Doctor JN, Stewart E, Lev R, et al. JAMA Netw Open. 2023;6:e2249877.
Research has shown that prescribers who are notified of a patient’s fatal opioid overdose will decrease milligram morphine equivalents (MME) up to 3 months following notification as compared to prescribers who are not notified. This article reports on the same cohort’s prescribing behavior at 4-12 months. Among prescribers who received notification, total weekly MME continued to decrease more than the control group during the 4-12 month period.
Hashemian SM, Triantis K. Safety Sci. 2023;159:106045.
Production pressures can inhibit effective decision-making and threaten patient safety.

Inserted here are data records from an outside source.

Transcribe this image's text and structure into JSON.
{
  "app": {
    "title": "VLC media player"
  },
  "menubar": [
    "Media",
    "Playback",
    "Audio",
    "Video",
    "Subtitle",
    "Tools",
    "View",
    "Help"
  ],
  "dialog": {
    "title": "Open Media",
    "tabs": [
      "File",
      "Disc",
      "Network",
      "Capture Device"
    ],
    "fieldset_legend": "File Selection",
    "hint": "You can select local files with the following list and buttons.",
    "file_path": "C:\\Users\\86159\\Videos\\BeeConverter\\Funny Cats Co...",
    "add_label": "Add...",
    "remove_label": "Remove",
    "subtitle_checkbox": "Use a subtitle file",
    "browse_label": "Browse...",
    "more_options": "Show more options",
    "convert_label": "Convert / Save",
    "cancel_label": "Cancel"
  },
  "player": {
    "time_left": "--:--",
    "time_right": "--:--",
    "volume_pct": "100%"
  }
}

This systematic review examines the effects of production pressures in sociotechnical systems and discusses the need for future research to develop and implement systems to monitor and control production pressures.
Bell SK, Bourgeois FC, Dong J, et al. Milbank Q. 2022;100:1121-1165.
Patients who access their electronic health record (EHR) through a patient portal have identified clinically relevant errors such as allergies, medications, or diagnostic errors. This study focused on patient-identified diagnostic safety blind spots in ambulatory care clinical notes. The largest category of blind spots was diagnostic misalignment. Many patients indicated they reported the errors to the clinicians, suggesting shared notes may increase patient and family engagement in safety.
Gleeson LL, Clyne B, Barlow JW, et al. Int J Pharm Pract. 2023;30:495-506.
Remote delivery of care, such as telehealth and e-prescribing, increased sharply at the beginning of the COVID-19 pandemic. This rapid review was conducted to determine the types and frequency of medication safety incidents associated with remote delivery of primary care prior to the pandemic. Fifteen articles were identified covering medication safety and e-prescribing; none of these studies associated medication safety and telehealth.
Rodgers S, Taylor AC, Roberts SA, et al. PLoS Med. 2022;19:e1004133.
Previous research found that a pharmacist-led information technology intervention (PINCER) reduced dangerous prescribing (i.e., medication monitoring and drug-disease errors) among a subset of primary care practices in the United Kingdom (UK). This longitudinal analysis examined the impact of the PINCER intervention after implementation across a large proportion of general practices in one region in the UK. Researchers found the PINCER intervention decreased dangerous prescribing by 17% and 15% at 6-month and 12-month follow-ups, particularly among dangerous prescribing related to gastrointestinal bleeding.